MATERIAL FOR THIS TASK:
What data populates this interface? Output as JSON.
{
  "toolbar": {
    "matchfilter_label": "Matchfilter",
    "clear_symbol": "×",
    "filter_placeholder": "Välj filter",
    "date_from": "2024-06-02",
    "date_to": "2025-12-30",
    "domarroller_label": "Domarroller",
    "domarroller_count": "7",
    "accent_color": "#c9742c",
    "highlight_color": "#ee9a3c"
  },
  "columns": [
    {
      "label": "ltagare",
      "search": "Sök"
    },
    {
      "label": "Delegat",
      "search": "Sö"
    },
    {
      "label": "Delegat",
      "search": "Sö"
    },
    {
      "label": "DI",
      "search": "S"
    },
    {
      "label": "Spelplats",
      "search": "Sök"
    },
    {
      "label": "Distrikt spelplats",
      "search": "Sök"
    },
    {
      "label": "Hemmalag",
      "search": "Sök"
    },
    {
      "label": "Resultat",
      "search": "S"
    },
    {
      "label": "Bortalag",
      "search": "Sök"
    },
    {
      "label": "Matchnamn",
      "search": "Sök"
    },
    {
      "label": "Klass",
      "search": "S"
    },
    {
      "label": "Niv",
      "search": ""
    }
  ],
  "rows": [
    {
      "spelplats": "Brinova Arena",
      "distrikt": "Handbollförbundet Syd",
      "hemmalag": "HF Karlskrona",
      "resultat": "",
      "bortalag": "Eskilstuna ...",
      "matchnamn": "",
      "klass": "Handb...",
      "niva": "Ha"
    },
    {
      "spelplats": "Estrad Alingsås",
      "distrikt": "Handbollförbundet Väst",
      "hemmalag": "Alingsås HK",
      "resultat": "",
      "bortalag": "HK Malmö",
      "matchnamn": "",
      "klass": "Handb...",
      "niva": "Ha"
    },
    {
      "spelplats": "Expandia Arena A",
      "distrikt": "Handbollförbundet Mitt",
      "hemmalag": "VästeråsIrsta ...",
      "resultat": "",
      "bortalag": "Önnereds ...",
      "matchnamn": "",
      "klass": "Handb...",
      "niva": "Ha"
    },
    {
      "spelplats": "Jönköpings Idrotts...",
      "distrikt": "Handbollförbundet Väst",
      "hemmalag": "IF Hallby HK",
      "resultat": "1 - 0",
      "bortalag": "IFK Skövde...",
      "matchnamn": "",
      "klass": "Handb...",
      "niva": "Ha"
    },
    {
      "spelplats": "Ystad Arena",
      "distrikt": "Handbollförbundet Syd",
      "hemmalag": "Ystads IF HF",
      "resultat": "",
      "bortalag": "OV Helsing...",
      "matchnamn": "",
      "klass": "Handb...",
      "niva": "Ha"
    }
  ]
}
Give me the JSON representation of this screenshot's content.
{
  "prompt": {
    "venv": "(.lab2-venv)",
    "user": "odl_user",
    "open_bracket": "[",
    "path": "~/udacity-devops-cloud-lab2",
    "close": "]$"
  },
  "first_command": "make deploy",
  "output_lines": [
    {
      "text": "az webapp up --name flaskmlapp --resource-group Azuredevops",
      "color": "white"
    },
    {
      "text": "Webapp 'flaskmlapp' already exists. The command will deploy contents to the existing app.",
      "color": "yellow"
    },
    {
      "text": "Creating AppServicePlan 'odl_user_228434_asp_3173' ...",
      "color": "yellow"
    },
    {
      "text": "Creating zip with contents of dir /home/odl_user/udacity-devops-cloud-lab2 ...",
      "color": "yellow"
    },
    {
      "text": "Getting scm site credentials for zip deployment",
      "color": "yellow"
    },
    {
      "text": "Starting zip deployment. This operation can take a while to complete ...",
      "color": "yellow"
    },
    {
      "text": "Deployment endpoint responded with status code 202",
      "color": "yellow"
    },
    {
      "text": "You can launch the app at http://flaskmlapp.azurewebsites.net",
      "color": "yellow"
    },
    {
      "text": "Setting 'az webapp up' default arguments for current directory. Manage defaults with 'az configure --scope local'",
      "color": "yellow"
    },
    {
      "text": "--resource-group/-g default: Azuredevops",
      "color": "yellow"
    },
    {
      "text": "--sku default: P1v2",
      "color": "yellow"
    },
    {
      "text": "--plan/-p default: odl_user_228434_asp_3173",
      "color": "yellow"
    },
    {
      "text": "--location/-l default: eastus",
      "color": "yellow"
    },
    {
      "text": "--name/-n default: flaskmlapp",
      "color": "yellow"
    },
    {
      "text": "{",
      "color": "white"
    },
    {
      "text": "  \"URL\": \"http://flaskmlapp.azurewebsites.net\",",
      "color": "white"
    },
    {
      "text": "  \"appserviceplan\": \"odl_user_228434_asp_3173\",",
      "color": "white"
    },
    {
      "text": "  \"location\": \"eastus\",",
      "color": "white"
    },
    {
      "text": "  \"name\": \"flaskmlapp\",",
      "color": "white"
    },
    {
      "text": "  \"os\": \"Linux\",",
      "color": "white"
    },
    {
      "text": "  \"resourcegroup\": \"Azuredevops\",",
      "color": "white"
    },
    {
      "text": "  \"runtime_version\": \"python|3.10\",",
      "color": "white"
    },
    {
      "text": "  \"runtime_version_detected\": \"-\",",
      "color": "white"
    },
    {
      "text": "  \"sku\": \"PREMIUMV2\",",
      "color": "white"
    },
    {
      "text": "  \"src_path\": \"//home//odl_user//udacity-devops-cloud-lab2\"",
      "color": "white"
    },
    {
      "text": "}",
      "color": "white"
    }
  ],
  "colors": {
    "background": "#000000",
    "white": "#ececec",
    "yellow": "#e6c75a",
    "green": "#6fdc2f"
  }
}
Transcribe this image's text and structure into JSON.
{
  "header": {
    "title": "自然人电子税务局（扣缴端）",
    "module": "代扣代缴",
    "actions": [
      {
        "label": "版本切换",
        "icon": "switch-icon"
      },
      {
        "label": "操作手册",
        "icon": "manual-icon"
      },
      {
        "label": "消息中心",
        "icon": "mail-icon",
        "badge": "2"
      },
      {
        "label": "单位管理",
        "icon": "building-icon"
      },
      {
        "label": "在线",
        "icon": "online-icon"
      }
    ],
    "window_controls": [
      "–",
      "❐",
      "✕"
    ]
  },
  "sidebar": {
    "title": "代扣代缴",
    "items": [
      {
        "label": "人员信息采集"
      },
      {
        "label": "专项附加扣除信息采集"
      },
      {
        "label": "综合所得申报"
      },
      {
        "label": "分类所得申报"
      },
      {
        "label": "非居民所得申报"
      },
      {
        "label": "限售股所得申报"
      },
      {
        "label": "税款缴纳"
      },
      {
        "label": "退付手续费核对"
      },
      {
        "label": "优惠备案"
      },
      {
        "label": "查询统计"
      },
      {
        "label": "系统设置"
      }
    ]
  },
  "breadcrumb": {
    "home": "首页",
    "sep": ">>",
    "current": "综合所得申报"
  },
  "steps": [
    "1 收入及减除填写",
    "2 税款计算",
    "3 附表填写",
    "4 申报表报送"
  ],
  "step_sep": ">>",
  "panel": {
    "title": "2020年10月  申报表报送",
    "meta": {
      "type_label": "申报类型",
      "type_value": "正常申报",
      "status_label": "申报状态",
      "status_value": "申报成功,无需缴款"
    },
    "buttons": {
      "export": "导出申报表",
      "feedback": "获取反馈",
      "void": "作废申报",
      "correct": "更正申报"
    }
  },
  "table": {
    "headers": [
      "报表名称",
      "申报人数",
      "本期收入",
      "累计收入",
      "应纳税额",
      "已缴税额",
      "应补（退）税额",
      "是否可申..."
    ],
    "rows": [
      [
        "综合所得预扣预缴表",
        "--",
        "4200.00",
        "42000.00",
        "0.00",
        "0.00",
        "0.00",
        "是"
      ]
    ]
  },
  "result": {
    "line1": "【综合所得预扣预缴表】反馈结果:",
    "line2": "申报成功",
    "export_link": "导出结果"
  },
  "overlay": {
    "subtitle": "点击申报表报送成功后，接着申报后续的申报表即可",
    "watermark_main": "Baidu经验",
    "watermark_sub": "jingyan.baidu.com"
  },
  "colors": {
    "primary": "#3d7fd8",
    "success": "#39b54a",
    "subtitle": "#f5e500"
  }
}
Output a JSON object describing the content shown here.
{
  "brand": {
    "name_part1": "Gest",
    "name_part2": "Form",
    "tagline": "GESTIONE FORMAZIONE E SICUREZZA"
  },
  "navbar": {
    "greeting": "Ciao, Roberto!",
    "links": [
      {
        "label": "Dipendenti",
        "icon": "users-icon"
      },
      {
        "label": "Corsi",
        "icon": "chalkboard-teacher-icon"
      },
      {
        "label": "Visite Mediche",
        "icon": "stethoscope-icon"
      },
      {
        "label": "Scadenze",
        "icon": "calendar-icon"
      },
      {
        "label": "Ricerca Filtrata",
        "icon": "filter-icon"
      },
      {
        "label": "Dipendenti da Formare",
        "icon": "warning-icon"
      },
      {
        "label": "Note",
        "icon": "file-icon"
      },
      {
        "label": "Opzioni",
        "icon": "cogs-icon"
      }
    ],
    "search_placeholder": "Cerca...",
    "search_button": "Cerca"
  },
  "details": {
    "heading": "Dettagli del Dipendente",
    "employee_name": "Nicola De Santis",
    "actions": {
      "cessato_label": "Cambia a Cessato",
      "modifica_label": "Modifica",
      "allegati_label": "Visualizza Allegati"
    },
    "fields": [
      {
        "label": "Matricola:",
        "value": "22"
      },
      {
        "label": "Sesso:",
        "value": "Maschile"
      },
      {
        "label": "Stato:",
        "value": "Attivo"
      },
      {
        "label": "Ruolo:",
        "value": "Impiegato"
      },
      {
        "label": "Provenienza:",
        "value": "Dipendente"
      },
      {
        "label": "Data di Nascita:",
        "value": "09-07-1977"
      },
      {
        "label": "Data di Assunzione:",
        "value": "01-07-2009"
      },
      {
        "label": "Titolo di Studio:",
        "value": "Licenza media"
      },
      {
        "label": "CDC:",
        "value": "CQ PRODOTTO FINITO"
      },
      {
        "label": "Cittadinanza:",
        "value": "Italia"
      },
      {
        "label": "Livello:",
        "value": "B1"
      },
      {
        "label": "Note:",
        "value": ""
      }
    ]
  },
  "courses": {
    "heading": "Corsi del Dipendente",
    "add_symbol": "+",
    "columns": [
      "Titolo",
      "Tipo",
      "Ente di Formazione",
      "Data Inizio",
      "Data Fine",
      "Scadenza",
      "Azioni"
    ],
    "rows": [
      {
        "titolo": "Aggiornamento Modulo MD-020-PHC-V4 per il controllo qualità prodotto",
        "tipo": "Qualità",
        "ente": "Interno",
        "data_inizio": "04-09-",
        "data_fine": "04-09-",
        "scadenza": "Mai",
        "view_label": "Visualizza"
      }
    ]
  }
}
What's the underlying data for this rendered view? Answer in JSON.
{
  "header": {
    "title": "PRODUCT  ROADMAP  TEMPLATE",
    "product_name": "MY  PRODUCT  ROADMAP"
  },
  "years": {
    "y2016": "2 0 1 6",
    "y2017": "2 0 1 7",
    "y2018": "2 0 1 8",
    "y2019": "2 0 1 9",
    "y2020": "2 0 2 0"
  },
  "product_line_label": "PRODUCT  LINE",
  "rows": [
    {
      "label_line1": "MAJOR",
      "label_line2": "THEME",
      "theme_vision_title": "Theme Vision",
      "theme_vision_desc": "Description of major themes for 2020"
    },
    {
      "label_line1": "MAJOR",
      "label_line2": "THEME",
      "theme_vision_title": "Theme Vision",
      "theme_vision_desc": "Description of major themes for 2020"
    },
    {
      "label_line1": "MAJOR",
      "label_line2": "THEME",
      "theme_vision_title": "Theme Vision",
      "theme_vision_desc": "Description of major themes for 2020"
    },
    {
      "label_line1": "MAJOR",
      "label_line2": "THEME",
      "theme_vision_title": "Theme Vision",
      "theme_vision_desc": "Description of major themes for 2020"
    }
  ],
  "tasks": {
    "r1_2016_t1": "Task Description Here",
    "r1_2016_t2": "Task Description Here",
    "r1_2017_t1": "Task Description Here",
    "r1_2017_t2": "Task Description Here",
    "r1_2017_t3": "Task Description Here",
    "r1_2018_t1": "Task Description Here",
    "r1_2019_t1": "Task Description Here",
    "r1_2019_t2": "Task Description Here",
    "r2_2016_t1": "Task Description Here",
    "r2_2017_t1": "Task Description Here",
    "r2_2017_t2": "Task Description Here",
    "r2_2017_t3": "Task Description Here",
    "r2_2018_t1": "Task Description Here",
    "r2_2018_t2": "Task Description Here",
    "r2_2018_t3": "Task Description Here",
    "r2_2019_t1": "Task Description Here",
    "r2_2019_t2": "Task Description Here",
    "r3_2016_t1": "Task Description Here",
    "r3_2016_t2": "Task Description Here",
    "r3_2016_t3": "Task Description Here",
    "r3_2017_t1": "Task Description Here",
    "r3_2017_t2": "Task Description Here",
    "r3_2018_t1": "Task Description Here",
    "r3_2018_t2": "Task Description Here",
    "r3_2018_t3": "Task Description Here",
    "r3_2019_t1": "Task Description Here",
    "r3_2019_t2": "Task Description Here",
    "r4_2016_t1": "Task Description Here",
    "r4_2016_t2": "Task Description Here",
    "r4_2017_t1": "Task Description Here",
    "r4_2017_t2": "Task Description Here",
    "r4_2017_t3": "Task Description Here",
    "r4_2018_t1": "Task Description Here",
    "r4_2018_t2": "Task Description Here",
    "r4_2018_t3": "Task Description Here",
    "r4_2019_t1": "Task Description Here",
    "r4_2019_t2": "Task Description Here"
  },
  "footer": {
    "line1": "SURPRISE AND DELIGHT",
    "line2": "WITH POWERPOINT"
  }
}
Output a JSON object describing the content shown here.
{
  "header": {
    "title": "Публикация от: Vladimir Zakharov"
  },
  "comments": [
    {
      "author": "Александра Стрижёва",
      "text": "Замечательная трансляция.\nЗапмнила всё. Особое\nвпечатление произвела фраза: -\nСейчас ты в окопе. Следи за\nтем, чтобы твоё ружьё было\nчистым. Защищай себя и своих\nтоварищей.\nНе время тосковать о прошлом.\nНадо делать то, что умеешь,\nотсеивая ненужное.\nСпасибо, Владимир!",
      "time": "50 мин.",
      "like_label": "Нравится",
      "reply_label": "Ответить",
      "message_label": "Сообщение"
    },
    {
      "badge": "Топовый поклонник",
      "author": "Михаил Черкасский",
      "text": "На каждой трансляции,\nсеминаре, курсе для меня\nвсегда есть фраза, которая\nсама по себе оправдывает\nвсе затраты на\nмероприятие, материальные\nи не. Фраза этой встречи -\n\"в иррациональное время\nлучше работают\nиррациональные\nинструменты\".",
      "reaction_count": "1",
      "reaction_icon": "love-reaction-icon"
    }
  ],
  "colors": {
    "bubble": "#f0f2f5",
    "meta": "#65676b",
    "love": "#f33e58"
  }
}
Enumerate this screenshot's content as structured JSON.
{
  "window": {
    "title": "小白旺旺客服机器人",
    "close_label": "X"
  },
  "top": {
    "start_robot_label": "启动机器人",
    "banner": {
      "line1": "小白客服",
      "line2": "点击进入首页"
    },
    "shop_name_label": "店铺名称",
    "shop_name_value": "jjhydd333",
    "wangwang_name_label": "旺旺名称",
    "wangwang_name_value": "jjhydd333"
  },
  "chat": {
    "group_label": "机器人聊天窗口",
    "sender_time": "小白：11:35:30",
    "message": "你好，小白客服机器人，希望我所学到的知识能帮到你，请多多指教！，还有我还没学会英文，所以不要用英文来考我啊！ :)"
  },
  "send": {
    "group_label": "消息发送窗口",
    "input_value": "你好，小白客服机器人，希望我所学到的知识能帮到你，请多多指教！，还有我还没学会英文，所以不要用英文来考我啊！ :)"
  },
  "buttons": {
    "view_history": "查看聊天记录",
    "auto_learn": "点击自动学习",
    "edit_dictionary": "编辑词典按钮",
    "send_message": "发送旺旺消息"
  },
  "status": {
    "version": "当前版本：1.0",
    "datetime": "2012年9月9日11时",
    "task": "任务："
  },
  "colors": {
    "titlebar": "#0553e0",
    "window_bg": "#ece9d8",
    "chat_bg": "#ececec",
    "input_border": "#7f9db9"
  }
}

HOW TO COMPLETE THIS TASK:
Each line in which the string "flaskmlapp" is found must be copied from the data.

ANSWER FOR THIS EXERCISE:
      "text": "az webapp up --name flaskmlapp --resource-group Azuredevops",
      "text": "Webapp 'flaskmlapp' already exists. The command will deploy contents to the existing app.",
      "text": "You can launch the app at http://flaskmlapp.azurewebsites.net",
      "text": "--name/-n default: flaskmlapp",
      "text": "  \"URL\": \"http://flaskmlapp.azurewebsites.net\",",
      "text": "  \"name\": \"flaskmlapp\",",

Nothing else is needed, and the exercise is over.